We put in a lot of sage (a lot a lot of sage) and some of our homemade vegetable stock. We let the vegetable stock boil off, then tasted the potatoes, poured more vegetable stock on and let it boil off, ad tasteum. And added more sage. Pepper. Some minced garlic and salt.

Mmm, warm food on a rainy day.

Thursday, July 8, 2010

vegetables and gender philosophy

A heat wave had crashed into our beloved Toledo, leaving us sweat-soaked and grumpy all week – I even let Betsy turn the air conditioning on. Thursday was an especially busy day, and when we got back to the apartment, we crashed into our beloved couch and chair.

Then the rain started.

We made a dry potato soup (recipe forthcoming) and sat on the porch to eat. The food was good – warm, uncomplicated, spooned from my grandfather’s bowls, comforting. The rain cooled the air and our bare toes curled around the wet stone porch steps. We laughed and reminisced (already?) about how much we’ve grown in the past month.

We’re planning to write a cookbook, and we talked about how to market the book to everyone, not just thin, vegan, environmentalist, outdoorsy women.

“Guys have to be able to cook from this, too,” I said.

“There’s nothing unmanly about cooking,” Betsy said. Her boyfriend is a stellar cook, from what I hear.

“Right, but there’s a difference a young, respectable Italian man and a big, muscular football player who probably smokes pot.”

Just then, the door opened – we both jumped.

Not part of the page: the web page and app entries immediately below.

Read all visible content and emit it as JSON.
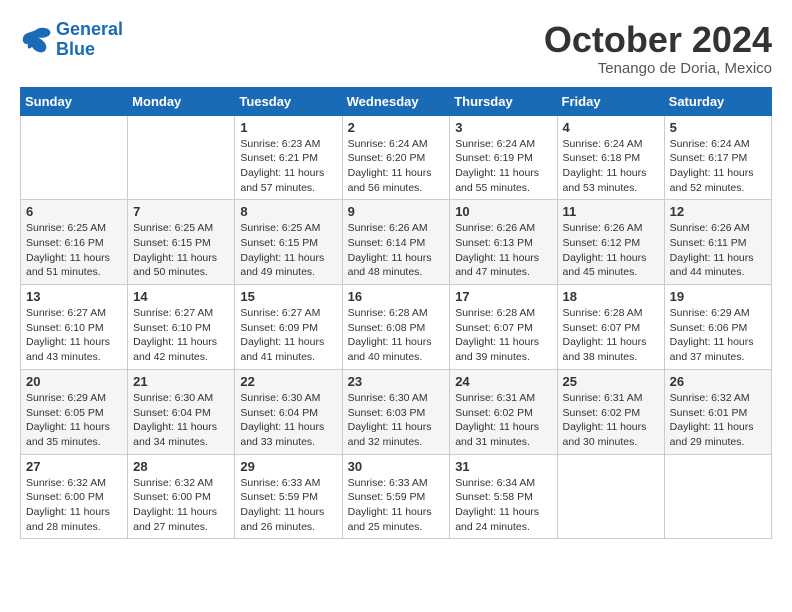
{
  "logo": {
    "line1": "General",
    "line2": "Blue"
  },
  "title": "October 2024",
  "subtitle": "Tenango de Doria, Mexico",
  "days_of_week": [
    "Sunday",
    "Monday",
    "Tuesday",
    "Wednesday",
    "Thursday",
    "Friday",
    "Saturday"
  ],
  "weeks": [
    [
      {
        "num": "",
        "info": ""
      },
      {
        "num": "",
        "info": ""
      },
      {
        "num": "1",
        "info": "Sunrise: 6:23 AM\nSunset: 6:21 PM\nDaylight: 11 hours and 57 minutes."
      },
      {
        "num": "2",
        "info": "Sunrise: 6:24 AM\nSunset: 6:20 PM\nDaylight: 11 hours and 56 minutes."
      },
      {
        "num": "3",
        "info": "Sunrise: 6:24 AM\nSunset: 6:19 PM\nDaylight: 11 hours and 55 minutes."
      },
      {
        "num": "4",
        "info": "Sunrise: 6:24 AM\nSunset: 6:18 PM\nDaylight: 11 hours and 53 minutes."
      },
      {
        "num": "5",
        "info": "Sunrise: 6:24 AM\nSunset: 6:17 PM\nDaylight: 11 hours and 52 minutes."
      }
    ],
    [
      {
        "num": "6",
        "info": "Sunrise: 6:25 AM\nSunset: 6:16 PM\nDaylight: 11 hours and 51 minutes."
      },
      {
        "num": "7",
        "info": "Sunrise: 6:25 AM\nSunset: 6:15 PM\nDaylight: 11 hours and 50 minutes."
      },
      {
        "num": "8",
        "info": "Sunrise: 6:25 AM\nSunset: 6:15 PM\nDaylight: 11 hours and 49 minutes."
      },
      {
        "num": "9",
        "info": "Sunrise: 6:26 AM\nSunset: 6:14 PM\nDaylight: 11 hours and 48 minutes."
      },
      {
        "num": "10",
        "info": "Sunrise: 6:26 AM\nSunset: 6:13 PM\nDaylight: 11 hours and 47 minutes."
      },
      {
        "num": "11",
        "info": "Sunrise: 6:26 AM\nSunset: 6:12 PM\nDaylight: 11 hours and 45 minutes."
      },
      {
        "num": "12",
        "info": "Sunrise: 6:26 AM\nSunset: 6:11 PM\nDaylight: 11 hours and 44 minutes."
      }
    ],
    [
      {
        "num": "13",
        "info": "Sunrise: 6:27 AM\nSunset: 6:10 PM\nDaylight: 11 hours and 43 minutes."
      },
      {
        "num": "14",
        "info": "Sunrise: 6:27 AM\nSunset: 6:10 PM\nDaylight: 11 hours and 42 minutes."
      },
      {
        "num": "15",
        "info": "Sunrise: 6:27 AM\nSunset: 6:09 PM\nDaylight: 11 hours and 41 minutes."
      },
      {
        "num": "16",
        "info": "Sunrise: 6:28 AM\nSunset: 6:08 PM\nDaylight: 11 hours and 40 minutes."
      },
      {
        "num": "17",
        "info": "Sunrise: 6:28 AM\nSunset: 6:07 PM\nDaylight: 11 hours and 39 minutes."
      },
      {
        "num": "18",
        "info": "Sunrise: 6:28 AM\nSunset: 6:07 PM\nDaylight: 11 hours and 38 minutes."
      },
      {
        "num": "19",
        "info": "Sunrise: 6:29 AM\nSunset: 6:06 PM\nDaylight: 11 hours and 37 minutes."
      }
    ],
    [
      {
        "num": "20",
        "info": "Sunrise: 6:29 AM\nSunset: 6:05 PM\nDaylight: 11 hours and 35 minutes."
      },
      {
        "num": "21",
        "info": "Sunrise: 6:30 AM\nSunset: 6:04 PM\nDaylight: 11 hours and 34 minutes."
      },
      {
        "num": "22",
        "info": "Sunrise: 6:30 AM\nSunset: 6:04 PM\nDaylight: 11 hours and 33 minutes."
      },
      {
        "num": "23",
        "info": "Sunrise: 6:30 AM\nSunset: 6:03 PM\nDaylight: 11 hours and 32 minutes."
      },
      {
        "num": "24",
        "info": "Sunrise: 6:31 AM\nSunset: 6:02 PM\nDaylight: 11 hours and 31 minutes."
      },
      {
        "num": "25",
        "info": "Sunrise: 6:31 AM\nSunset: 6:02 PM\nDaylight: 11 hours and 30 minutes."
      },
      {
        "num": "26",
        "info": "Sunrise: 6:32 AM\nSunset: 6:01 PM\nDaylight: 11 hours and 29 minutes."
      }
    ],
    [
      {
        "num": "27",
        "info": "Sunrise: 6:32 AM\nSunset: 6:00 PM\nDaylight: 11 hours and 28 minutes."
      },
      {
        "num": "28",
        "info": "Sunrise: 6:32 AM\nSunset: 6:00 PM\nDaylight: 11 hours and 27 minutes."
      },
      {
        "num": "29",
        "info": "Sunrise: 6:33 AM\nSunset: 5:59 PM\nDaylight: 11 hours and 26 minutes."
      },
      {
        "num": "30",
        "info": "Sunrise: 6:33 AM\nSunset: 5:59 PM\nDaylight: 11 hours and 25 minutes."
      },
      {
        "num": "31",
        "info": "Sunrise: 6:34 AM\nSunset: 5:58 PM\nDaylight: 11 hours and 24 minutes."
      },
      {
        "num": "",
        "info": ""
      },
      {
        "num": "",
        "info": ""
      }
    ]
  ]
}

We turned around and saw a big, muscular guy with a cutoff gray T-shirt.

“Scared you guys, huh?” he said, and (I bet his little brother adores him) smiled.

A Cottage Inn van pulled up, and we watched the guy pay for the contents of the white Styrofoam box he now held. He turned and came back toward the building as the Cottage Inn van drove away.

“Hey,” said Betsy, just before he reached the door.

He turned around.

“Do you think it’s unmasculine to cook vegetables?”

He smiled and gestured a little with his free hand. “Well, me, I don’t really like vegetables,” he said.

“No, no, but what if they were really good?” Betsy and I were both saying something along these lines. “What if they were really, really good?”

He smiled (I bet he loves his little brother) and nodded a bit, ready to go back inside.

“Do you think,” Betsy clarified, “if a guy cooks vegetables, does that make him less manly? If they were really good vegetables, I mean. Is that beyond gender?”

Neither of us is really sure what he said after that. He mumbled something maybe, still smiling (I bet his little brother is really annoying) and went inside to enjoy his Styrofoam-box dinner from Cottage Inn.

I looked at Betsy. “Beyond gender”?

Score one for the Hillsdale Bubble.